At around 4:45am, following a cold and broken sleep (at 5164m) in Gorak Shep, we are woken by Sonam, our Sherpa. We have 4km to go until Base Camp, where we aim to reach by 7am. Because we are surrounded by Everest and her impressive neighbours, sunlight does not reach Base Camp until later in the morning. Therefore, we walk for two hours in the pitch dark, ice and snow, straight into the teeth of the most bitter, harsh gale I have ever experienced.
We battle on through the elements, knowing that we are within touching distance of our goal. We finally reach the cluster of tents which marks the Base of Everest for all climbers. Its 7am on Easter Sunday, 5364 metres above Sea Level. I take out my phone and Sonam takes a quick picture of Dad and I before my phone shuts down from the cold. Its -20 degrees and the sun finally begins to peer out from behind the silhouette of the mountain. Job done!
Our trek back to Lukla takes half the time. This is mainly due to the fact that our bodies are so cold. The promise of warmer air further down the trail supersedes the appeal of rest at the next place of accommodation, and so we keep walking. We walk for thirteen hours that Sunday and twelve the following Monday. The trail home is also tough, probably due to the fact that the goal is now in our rear-view, yet we must still pound the dusty trail for 70km before we can properly rest.
On the evening before our final trek, our 22-year old porter Pemba receives heart-breaking news, and with it all the pride we held for our achievement is thrown brutally into perspective. His young wife has taken her own life. Pemba is inconsolable. Dad, Sonam and I find him in the garden in front of our hostel slumped over a white garden chair in floods of tears. I don’t have a clue what to say to him, or even how to act.

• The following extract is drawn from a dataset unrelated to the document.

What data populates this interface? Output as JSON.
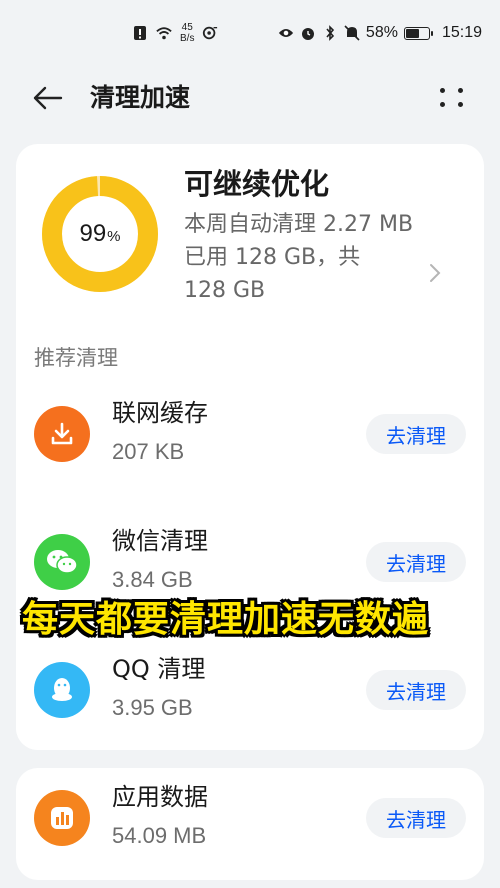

In the days that follow, I realise that there isn’t anything you can say in a time like that. He takes off for Lukla in the dark, alone. Its three hours away. From there he must wait for a helicopter to take him to another town in the region, from where he must walk another two days to reach his home village and his three children. Sonam tells us that, often, an arranged marriage such as Pemba’s produces enormous strain, and in extreme cases can result in what we have just witnessed.
Our final trek into Lukla is a quiet one. When we arrive there, we bump into one of the English men accompanying Richard to Base Camp for his summit bid. Their other companion was the one airlifted out 2 days from Base Camp. It’s great to chat to him again and hear that he, at least made it to Base Camp. A first hot shower in a week also helps to revive our Spirit.
We fly back to Kathmandu the next morning, and two days later we are on a flight to Dublin. Only when we touch down back in the comfort of Ireland do we really appreciate the experience. I would highly recommend anyone to do the Everest Base Camp trek. It is extremely manageable for anyone who is relatively active and willing to prepare for it for a few months. Sometimes we make the mistake of never visiting places because we assume they are simply too far away. Or perhaps we haven’t heard of anyone else who has gone there. Transport and technology have made the world a very small place, and nowhere should be written off as inaccessible. In terms of Base Camp, it is an experience I can guarantee you will never forget, and perhaps may even prompt you to one day return, and maybe climb a little further.
From the 2018 Edition By Michael Cannon